Ardern made her displeasure with Haworth clear, saying "mistakes were made".

Some more context on this:

Make your own decision on why he was forced to resign.

"giant American economy regaining its role as the engine of global growth."

Have you read any of the links I've put up over the years David?

That 'growth' was nothing more than the exponentially-increasing 'consumption of parts of the planet'- if we could have de-coupled we'd all be infinitely rich doing nothing; no need for dairy, tourism, coffee..... The US has offshored much that was physical.

Since about 1970, but inescapably obviously since 2008, the global economy - and specifically the US one, is adding more debt than it claims in GDP (setting aside the flaws in that measure). That's WITHOUT addressing Entropy (which is where Bollard's Commission will come unstuck) or Ultimate Depletion (which is where Economics comes unstuck).
Each dollar of “growth” was bought with close to $3 of net new debt.

Can you rebut that statement?

And please, it is no 'engine'. That is taking a real physics term, and pretending it applies to economics. Engines take energy, do work with it, have upper thermodynamic limits to their efficiencies, leave the energy more entropic, exuding low-grade heat. I guess you could call the physical part of the 'US 'economy' that - but their non-physical outranks their physical, severalfold. That's no engine, it's a collection of forward bets. According to that link (rebuttal invited) there is more bet than underwrite.

Do you really call that growth?

better worded as
"giant American economy regaining its role as the engine of global CONSUMPTION."

What surprised me when we visited Tiananmen Square was that you're not allowed to sit down. No seats, and no sitting on the ground.

nothing to see here?

No sitting - bad Feng Shui - yin/yang is disturbed

Why would you want to sit down there? There is also no seats in red square, I never saw anyone getting the urge to sit down there.

You missed the point - why are you not allowed to sit down? Squares are built for people to mingle and relax are they not?

Nope, not those squares. They are built for you to come pay homage to the greatness of the Dear Leaders.

Roger that - heading off now to Te Ngākau Civic Square Wellington to pay my respects to Muldoon, then pop into the Town Hall closed, so will pop into Library (closed), so dang it the council building to complain about all the closed buildings - but its closed. Oh well plenty of good craft beer is.

Ah yes, Robbo. We should have preserved him in Carbonite and made a Mausoleum for future generations to marvel at. Enjoy your brew.

Mrs The Point, that's because they can't sit down.

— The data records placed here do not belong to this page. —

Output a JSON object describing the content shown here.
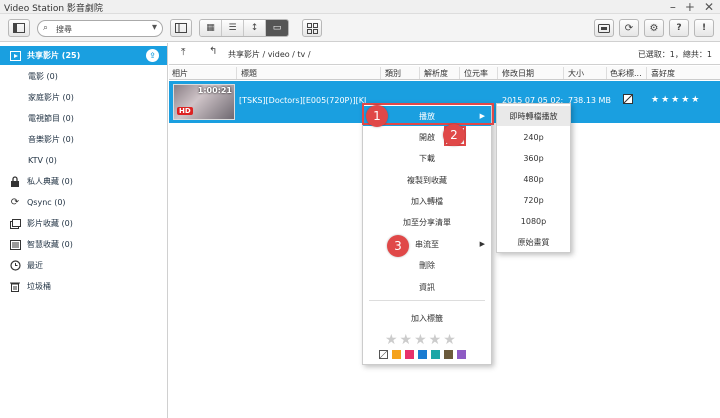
{
  "window": {
    "title": "Video Station 影音劇院",
    "controls": [
      "–",
      "+",
      "✕"
    ]
  },
  "toolbar": {
    "search_value": "搜尋"
  },
  "sidebar": {
    "items": [
      {
        "label": "共享影片 (25)",
        "icon": "film-icon"
      },
      {
        "label": "電影 (0)"
      },
      {
        "label": "家庭影片 (0)"
      },
      {
        "label": "電視節目 (0)"
      },
      {
        "label": "音樂影片 (0)"
      },
      {
        "label": "KTV (0)"
      },
      {
        "label": "私人典藏 (0)",
        "icon": "lock-icon"
      },
      {
        "label": "Qsync (0)",
        "icon": "sync-icon"
      },
      {
        "label": "影片收藏 (0)",
        "icon": "collection-icon"
      },
      {
        "label": "智慧收藏 (0)",
        "icon": "smart-collection-icon"
      },
      {
        "label": "最近",
        "icon": "clock-icon"
      },
      {
        "label": "垃圾桶",
        "icon": "trash-icon"
      }
    ]
  },
  "path": {
    "crumb": "共享影片 / video / tv /",
    "count": "已選取：1，總共：1"
  },
  "table": {
    "headers": [
      "相片",
      "標題",
      "類別",
      "解析度",
      "位元率",
      "修改日期",
      "大小",
      "色彩標...",
      "喜好度"
    ],
    "row": {
      "duration": "1:00:21",
      "hd": "HD",
      "title": "[TSKS][Doctors][E005(720P)][KI",
      "date": "2015 07 05 02:",
      "size": "738.13 MB",
      "stars": "★★★★★"
    }
  },
  "context_menu": {
    "items": [
      "播放",
      "開啟",
      "下載",
      "複製到收藏",
      "加入轉檔",
      "加至分享清單",
      "串流至",
      "刪除",
      "資訊"
    ],
    "tag_label": "加入標籤",
    "stars": "★★★★★",
    "swatches": [
      "#f5a21b",
      "#e8306b",
      "#1a7bd1",
      "#1aa6a6",
      "#6b5a3b",
      "#8e5bc4"
    ]
  },
  "submenu": {
    "items": [
      "即時轉檔播放",
      "240p",
      "360p",
      "480p",
      "720p",
      "1080p",
      "原始畫質"
    ]
  },
  "callouts": [
    "1",
    "2",
    "3"
  ],
  "colors": {
    "accent": "#1a9fe0",
    "callout": "#e04848"
  }
}
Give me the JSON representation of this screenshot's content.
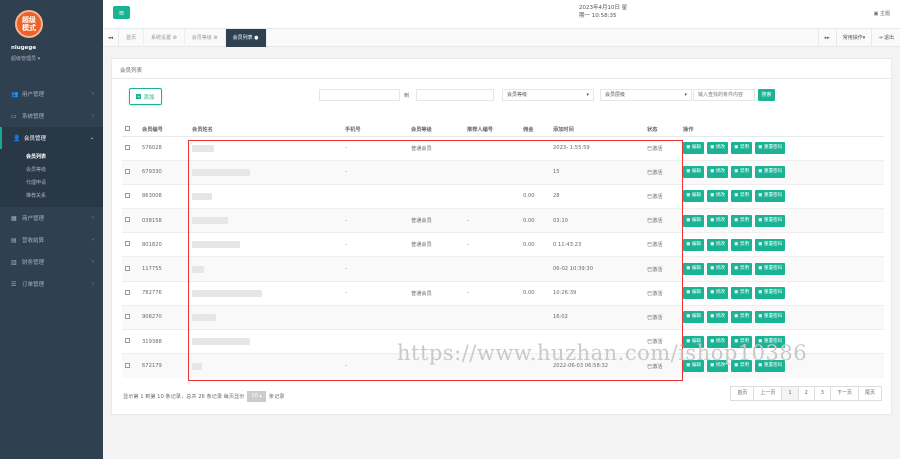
{
  "sidebar": {
    "logo_text": "超级\n模式",
    "user_name": "nlugege",
    "user_role": "超级管理员",
    "items": [
      {
        "icon": "users-icon",
        "glyph": "👥",
        "label": "用户管理"
      },
      {
        "icon": "monitor-icon",
        "glyph": "▭",
        "label": "系统管理"
      },
      {
        "icon": "person-icon",
        "glyph": "👤",
        "label": "会员管理",
        "children": [
          "会员列表",
          "会员等级",
          "代理申请",
          "推荐关系"
        ]
      },
      {
        "icon": "shop-icon",
        "glyph": "▦",
        "label": "商户管理"
      },
      {
        "icon": "chart-icon",
        "glyph": "▤",
        "label": "营收结算"
      },
      {
        "icon": "finance-icon",
        "glyph": "▥",
        "label": "财务管理"
      },
      {
        "icon": "list-icon",
        "glyph": "☰",
        "label": "订单管理"
      }
    ]
  },
  "header": {
    "date": "2023年4月10日 星",
    "time": "期一 10:58:35",
    "theme": "主题"
  },
  "tabs": [
    "首页",
    "系统设置 ⊗",
    "会员等级 ⊗",
    "会员列表 ●"
  ],
  "tab_right": {
    "nav": "▸▸",
    "ops": "常用操作▾",
    "logout": "⇥ 退出"
  },
  "panel": {
    "title": "会员列表",
    "add_label": "添加",
    "to_label": "到",
    "sel1": "会员等级",
    "sel2": "会员层级",
    "search_placeholder": "输入查找的条件内容",
    "search_btn": "搜索"
  },
  "table": {
    "headers": [
      "",
      "会员编号",
      "会员姓名",
      "手机号",
      "会员等级",
      "推荐人编号",
      "佣金",
      "添加时间",
      "状态",
      "操作"
    ],
    "rows": [
      {
        "id": "576028",
        "phone": "-",
        "level": "普通会员",
        "ref": "",
        "comm": "",
        "time": "2023-      1:55:59",
        "status": "已激活"
      },
      {
        "id": "679330",
        "phone": "-",
        "level": "",
        "ref": "",
        "comm": "",
        "time": "15",
        "status": "已激活"
      },
      {
        "id": "863008",
        "phone": "",
        "level": "",
        "ref": "",
        "comm": "0.00",
        "time": "28",
        "status": "已激活"
      },
      {
        "id": "038158",
        "phone": "-",
        "level": "普通会员",
        "ref": "-",
        "comm": "0.00",
        "time": "03:10",
        "status": "已激活"
      },
      {
        "id": "801820",
        "phone": "-",
        "level": "普通会员",
        "ref": "-",
        "comm": "0.00",
        "time": "0 11:43:23",
        "status": "已激活"
      },
      {
        "id": "117755",
        "phone": "-",
        "level": "",
        "ref": "",
        "comm": "",
        "time": "06-02 10:39:30",
        "status": "已激活"
      },
      {
        "id": "782776",
        "phone": "-",
        "level": "普通会员",
        "ref": "-",
        "comm": "0.00",
        "time": "10:26:39",
        "status": "已激活"
      },
      {
        "id": "908270",
        "phone": "",
        "level": "",
        "ref": "",
        "comm": "",
        "time": "16:02",
        "status": "已激活"
      },
      {
        "id": "319388",
        "phone": "",
        "level": "",
        "ref": "",
        "comm": "",
        "time": "",
        "status": "已激活"
      },
      {
        "id": "672179",
        "phone": "-",
        "level": "",
        "ref": "",
        "comm": "",
        "time": "2022-06-03 06:58:32",
        "status": "已激活"
      }
    ],
    "ops": [
      "编辑",
      "修改",
      "禁用",
      "重置密码"
    ]
  },
  "paging": {
    "info": "显示第 1 到第 10 条记录，总共 26 条记录 每页显示",
    "size": "10 ▴",
    "suffix": "条记录",
    "buttons": [
      "首页",
      "上一页",
      "1",
      "2",
      "3",
      "下一页",
      "尾页"
    ]
  },
  "watermark": "https://www.huzhan.com/ishop10386",
  "colors": {
    "accent": "#1ab394",
    "sidebar": "#2f4050",
    "highlight": "#e33333"
  }
}
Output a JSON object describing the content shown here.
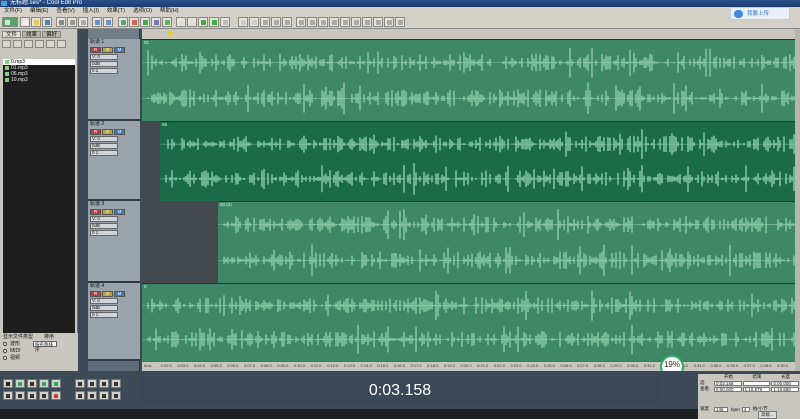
{
  "window": {
    "title": "无标题.ses* - Cool Edit Pro"
  },
  "menu": [
    "文件(F)",
    "编辑(E)",
    "查看(V)",
    "插入(I)",
    "效果(T)",
    "选项(O)",
    "帮助(H)"
  ],
  "upload_button": {
    "label": "我要上传"
  },
  "left_panel": {
    "tabs": [
      "文件",
      "效果",
      "偏好"
    ],
    "files": [
      "0.mp3",
      "01.mp3",
      "06.mp3",
      "10.mp3"
    ],
    "selected_index": 0,
    "display_type_label": "显示文件类型",
    "sort_label": "排序",
    "options": [
      "波形",
      "MIDI",
      "视频"
    ],
    "sort_value": "按名称排序"
  },
  "tracks": [
    {
      "name": "轨道 1",
      "vol": "V: 0",
      "db": "0dB",
      "mode": "0 1",
      "clip": "01",
      "clip_offset": 0,
      "highlight": false
    },
    {
      "name": "轨道 2",
      "vol": "V: 0",
      "db": "0dB",
      "mode": "0 1",
      "clip": "06",
      "clip_offset": 0.028,
      "highlight": true
    },
    {
      "name": "轨道 3",
      "vol": "V: 0",
      "db": "0dB",
      "mode": "0 1",
      "clip": "00 (2)",
      "clip_offset": 0.117,
      "highlight": false
    },
    {
      "name": "轨道 4",
      "vol": "V: 0",
      "db": "0dB",
      "mode": "0 1",
      "clip": "0",
      "clip_offset": 0,
      "highlight": false
    }
  ],
  "ruler_labels": [
    "hms",
    "0:02.0",
    "0:03.0",
    "0:04.0",
    "0:05.0",
    "0:06.0",
    "0:07.0",
    "0:08.0",
    "0:09.0",
    "0:10.0",
    "0:11.0",
    "0:12.0",
    "0:13.0",
    "0:14.0",
    "0:15.0",
    "0:16.0",
    "0:17.0",
    "0:18.0",
    "0:19.0",
    "0:20.0",
    "0:21.0",
    "0:22.0",
    "0:23.0",
    "0:24.0",
    "0:25.0",
    "0:26.0",
    "0:27.0",
    "0:28.0",
    "0:29.0",
    "0:30.0",
    "0:31.0",
    "0:32.0",
    "0:33.0",
    "0:34.0",
    "0:35.0",
    "0:36.0",
    "0:37.0",
    "0:38.0",
    "0:39.0"
  ],
  "cpu": {
    "percent": "19%",
    "sub": "0 KB/S"
  },
  "time_display": "0:03.158",
  "time_panel": {
    "headers": [
      "开始",
      "结束",
      "长度"
    ],
    "rows": [
      {
        "label": "选",
        "start": "0:03.158",
        "end": "",
        "length": "0:00.000"
      },
      {
        "label": "查看",
        "start": "0:00.000",
        "end": "1:10.679",
        "length": "1:10.680"
      }
    ]
  },
  "status": {
    "bpm": "145",
    "bpm_unit": "bpm",
    "bars_label": "拍/小节",
    "bars": "4",
    "advanced": "高级..."
  },
  "colors": {
    "wave_fill": "#5b9b7f",
    "wave_bg": "#3f8867",
    "wave_bg_selected": "#1b6b4a",
    "wave_stroke": "#a9e6c6",
    "wave_stroke_selected": "#b6f5d8"
  }
}
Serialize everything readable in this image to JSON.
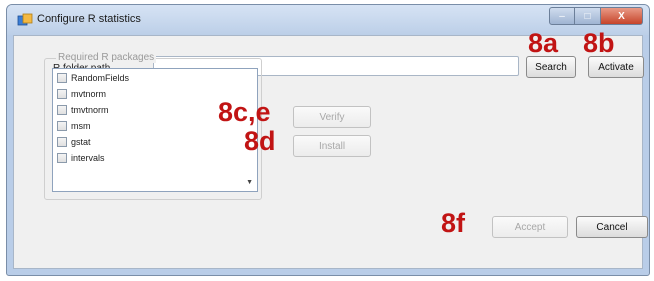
{
  "window": {
    "title": "Configure R statistics",
    "controls": {
      "minimize": "–",
      "maximize": "□",
      "close": "X"
    }
  },
  "form": {
    "r_folder_label": "R folder path",
    "r_folder_value": "",
    "search_button": "Search",
    "activate_button": "Activate",
    "group_label": "Required R packages",
    "verify_button": "Verify",
    "install_button": "Install",
    "accept_button": "Accept",
    "cancel_button": "Cancel"
  },
  "packages": [
    {
      "name": "RandomFields",
      "checked": false
    },
    {
      "name": "mvtnorm",
      "checked": false
    },
    {
      "name": "tmvtnorm",
      "checked": false
    },
    {
      "name": "msm",
      "checked": false
    },
    {
      "name": "gstat",
      "checked": false
    },
    {
      "name": "intervals",
      "checked": false
    }
  ],
  "annotations": {
    "a8a": "8a",
    "a8b": "8b",
    "a8ce": "8c,e",
    "a8d": "8d",
    "a8f": "8f",
    "color": "#c11414"
  }
}
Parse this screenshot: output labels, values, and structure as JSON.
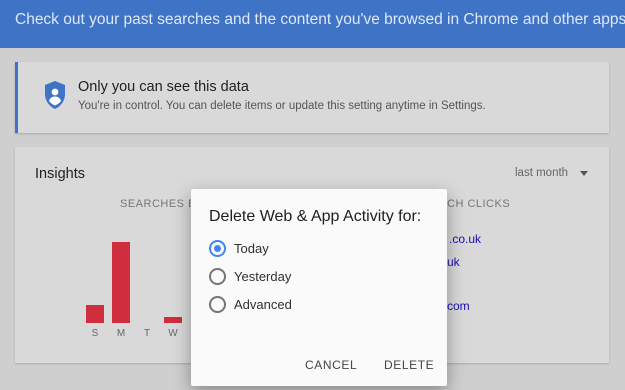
{
  "banner": {
    "text": "Check out your past searches and the content you've browsed in Chrome and other apps"
  },
  "privacy": {
    "icon": "shield-person-icon",
    "title": "Only you can see this data",
    "subtitle": "You're in control. You can delete items or update this setting anytime in Settings."
  },
  "insights": {
    "title": "Insights",
    "range": "last month",
    "col_left": "SEARCHES B",
    "col_right": "CH CLICKS",
    "links": [
      ".co.uk",
      "uk",
      "com"
    ],
    "chart_data": {
      "type": "bar",
      "categories": [
        "S",
        "M",
        "T",
        "W"
      ],
      "values": [
        18,
        81,
        0,
        6
      ],
      "ylim": [
        0,
        85
      ]
    }
  },
  "colors": {
    "banner": "#3f73c6",
    "bar": "#cf2e3e",
    "radio_accent": "#4285f4"
  },
  "dialog": {
    "title": "Delete Web & App Activity for:",
    "options": [
      {
        "label": "Today",
        "checked": true
      },
      {
        "label": "Yesterday",
        "checked": false
      },
      {
        "label": "Advanced",
        "checked": false
      }
    ],
    "cancel_label": "CANCEL",
    "delete_label": "DELETE"
  }
}
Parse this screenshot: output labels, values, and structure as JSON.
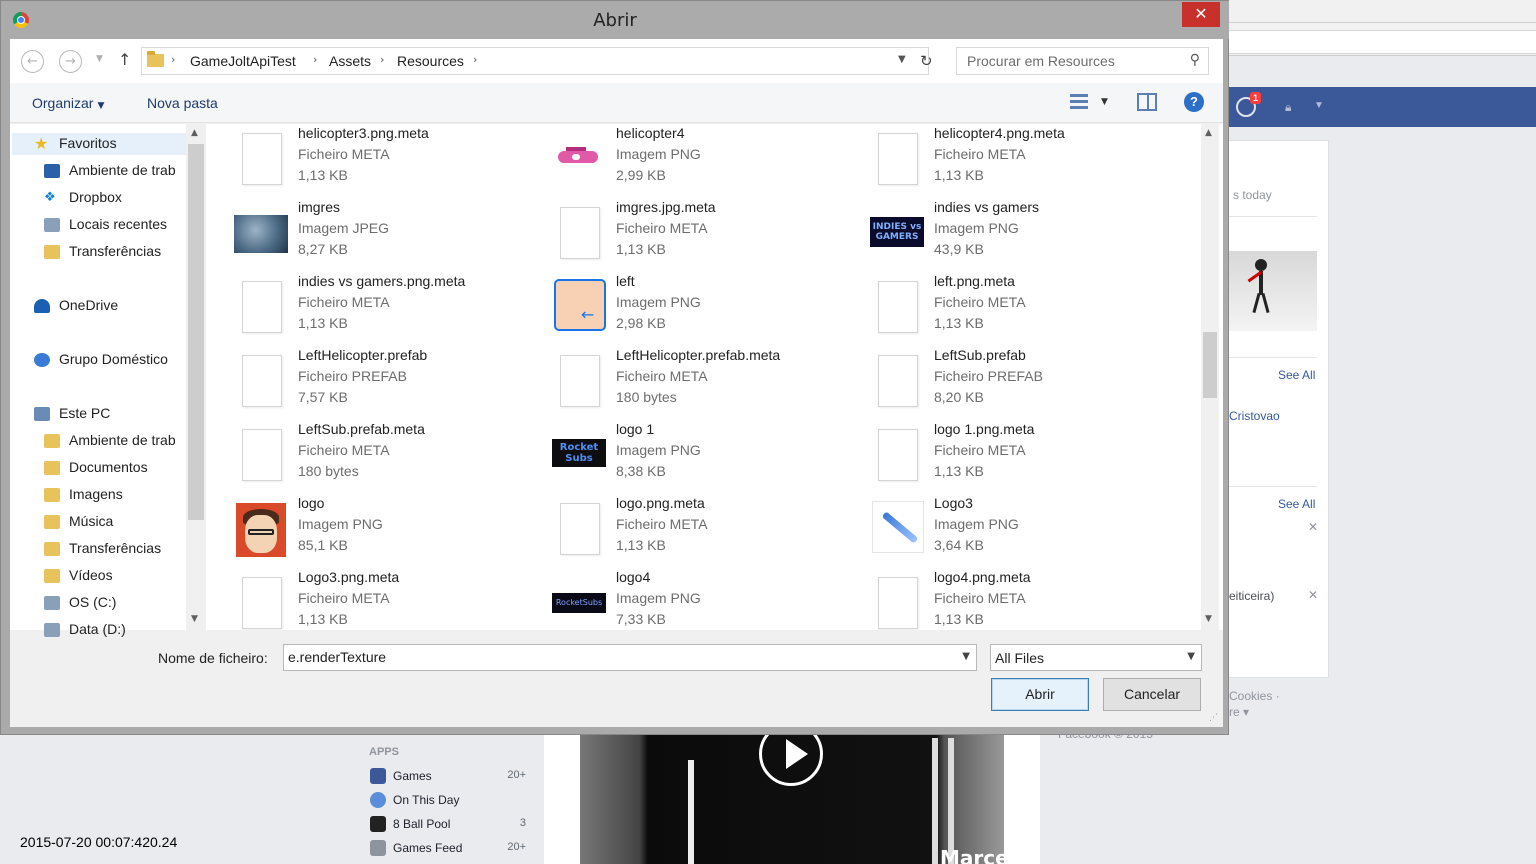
{
  "dialog": {
    "title": "Abrir",
    "close_label": "✕",
    "breadcrumbs": [
      "GameJoltApiTest",
      "Assets",
      "Resources"
    ],
    "search_placeholder": "Procurar em Resources",
    "toolbar": {
      "organize": "Organizar",
      "new_folder": "Nova pasta",
      "help": "?"
    },
    "nav": {
      "favorites": "Favoritos",
      "fav_items": [
        "Ambiente de trab",
        "Dropbox",
        "Locais recentes",
        "Transferências"
      ],
      "onedrive": "OneDrive",
      "homegroup": "Grupo Doméstico",
      "this_pc": "Este PC",
      "pc_items": [
        "Ambiente de trab",
        "Documentos",
        "Imagens",
        "Música",
        "Transferências",
        "Vídeos",
        "OS (C:)",
        "Data (D:)"
      ]
    },
    "files": [
      {
        "name": "helicopter3.png.meta",
        "type": "Ficheiro META",
        "size": "1,13 KB",
        "icon": "document-icon"
      },
      {
        "name": "helicopter4",
        "type": "Imagem PNG",
        "size": "2,99 KB",
        "icon": "helicopter-thumbnail"
      },
      {
        "name": "helicopter4.png.meta",
        "type": "Ficheiro META",
        "size": "1,13 KB",
        "icon": "document-icon"
      },
      {
        "name": "imgres",
        "type": "Imagem JPEG",
        "size": "8,27 KB",
        "icon": "imgres-thumbnail"
      },
      {
        "name": "imgres.jpg.meta",
        "type": "Ficheiro META",
        "size": "1,13 KB",
        "icon": "document-icon"
      },
      {
        "name": "indies vs gamers",
        "type": "Imagem PNG",
        "size": "43,9 KB",
        "icon": "indies-thumbnail"
      },
      {
        "name": "indies vs gamers.png.meta",
        "type": "Ficheiro META",
        "size": "1,13 KB",
        "icon": "document-icon"
      },
      {
        "name": "left",
        "type": "Imagem PNG",
        "size": "2,98 KB",
        "icon": "left-arrow-thumbnail"
      },
      {
        "name": "left.png.meta",
        "type": "Ficheiro META",
        "size": "1,13 KB",
        "icon": "document-icon"
      },
      {
        "name": "LeftHelicopter.prefab",
        "type": "Ficheiro PREFAB",
        "size": "7,57 KB",
        "icon": "document-icon"
      },
      {
        "name": "LeftHelicopter.prefab.meta",
        "type": "Ficheiro META",
        "size": "180 bytes",
        "icon": "document-icon"
      },
      {
        "name": "LeftSub.prefab",
        "type": "Ficheiro PREFAB",
        "size": "8,20 KB",
        "icon": "document-icon"
      },
      {
        "name": "LeftSub.prefab.meta",
        "type": "Ficheiro META",
        "size": "180 bytes",
        "icon": "document-icon"
      },
      {
        "name": "logo 1",
        "type": "Imagem PNG",
        "size": "8,38 KB",
        "icon": "logo1-thumbnail"
      },
      {
        "name": "logo 1.png.meta",
        "type": "Ficheiro META",
        "size": "1,13 KB",
        "icon": "document-icon"
      },
      {
        "name": "logo",
        "type": "Imagem PNG",
        "size": "85,1 KB",
        "icon": "face-thumbnail"
      },
      {
        "name": "logo.png.meta",
        "type": "Ficheiro META",
        "size": "1,13 KB",
        "icon": "document-icon"
      },
      {
        "name": "Logo3",
        "type": "Imagem PNG",
        "size": "3,64 KB",
        "icon": "sword-thumbnail"
      },
      {
        "name": "Logo3.png.meta",
        "type": "Ficheiro META",
        "size": "1,13 KB",
        "icon": "document-icon"
      },
      {
        "name": "logo4",
        "type": "Imagem PNG",
        "size": "7,33 KB",
        "icon": "logo4-thumbnail"
      },
      {
        "name": "logo4.png.meta",
        "type": "Ficheiro META",
        "size": "1,13 KB",
        "icon": "document-icon"
      }
    ],
    "thumb_text": {
      "indies": "INDIES vs GAMERS",
      "logo1": "Rocket Subs",
      "logo4": "RocketSubs"
    },
    "filename_label": "Nome de ficheiro:",
    "filename_value": "e.renderTexture",
    "filter_value": "All Files",
    "open_button": "Abrir",
    "cancel_button": "Cancelar"
  },
  "background": {
    "notif_count": "1",
    "today_text": "s today",
    "see_all": "See All",
    "friend_name": "Cristovao",
    "feiticeira": "eiticeira)",
    "cookies": "Cookies ·",
    "more": "re ▾",
    "copyright": "Facebook © 2015",
    "apps_label": "APPS",
    "apps": [
      {
        "name": "Games",
        "count": "20+"
      },
      {
        "name": "On This Day",
        "count": ""
      },
      {
        "name": "8 Ball Pool",
        "count": "3"
      },
      {
        "name": "Games Feed",
        "count": "20+"
      }
    ],
    "video_watermark": "Marcel",
    "timestamp": "2015-07-20 00:07:420.24"
  }
}
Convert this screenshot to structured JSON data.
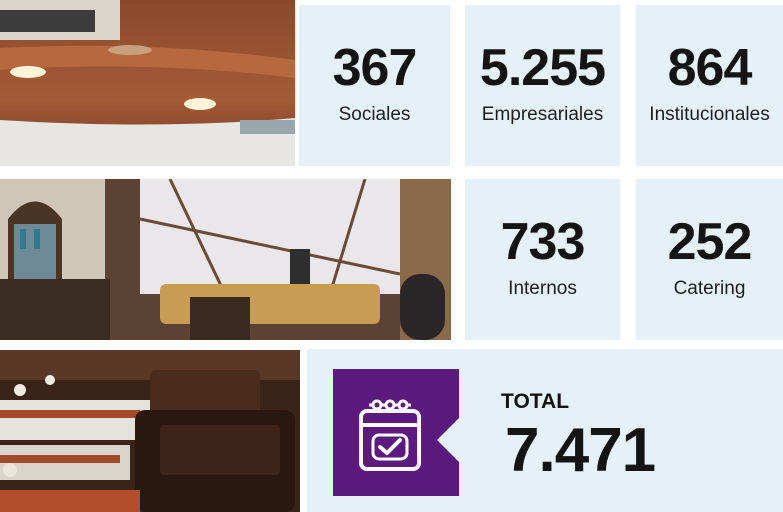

"Australia recorded a strong trade surplus of +AU$8.0 bln in April" - it is exactly how the CCP bully rolls. You will be rewarded when you front up against them.

Printing and distributing this the only solution with no exit policy

May be a time will come when fed will be so desperate that will give interest on money borrowed to spend to run the economy.

New wierd world with no accountability and everyone just following the herd.

Biden economic forecast is for 2 boom years and then 8 to follow with under 2% growth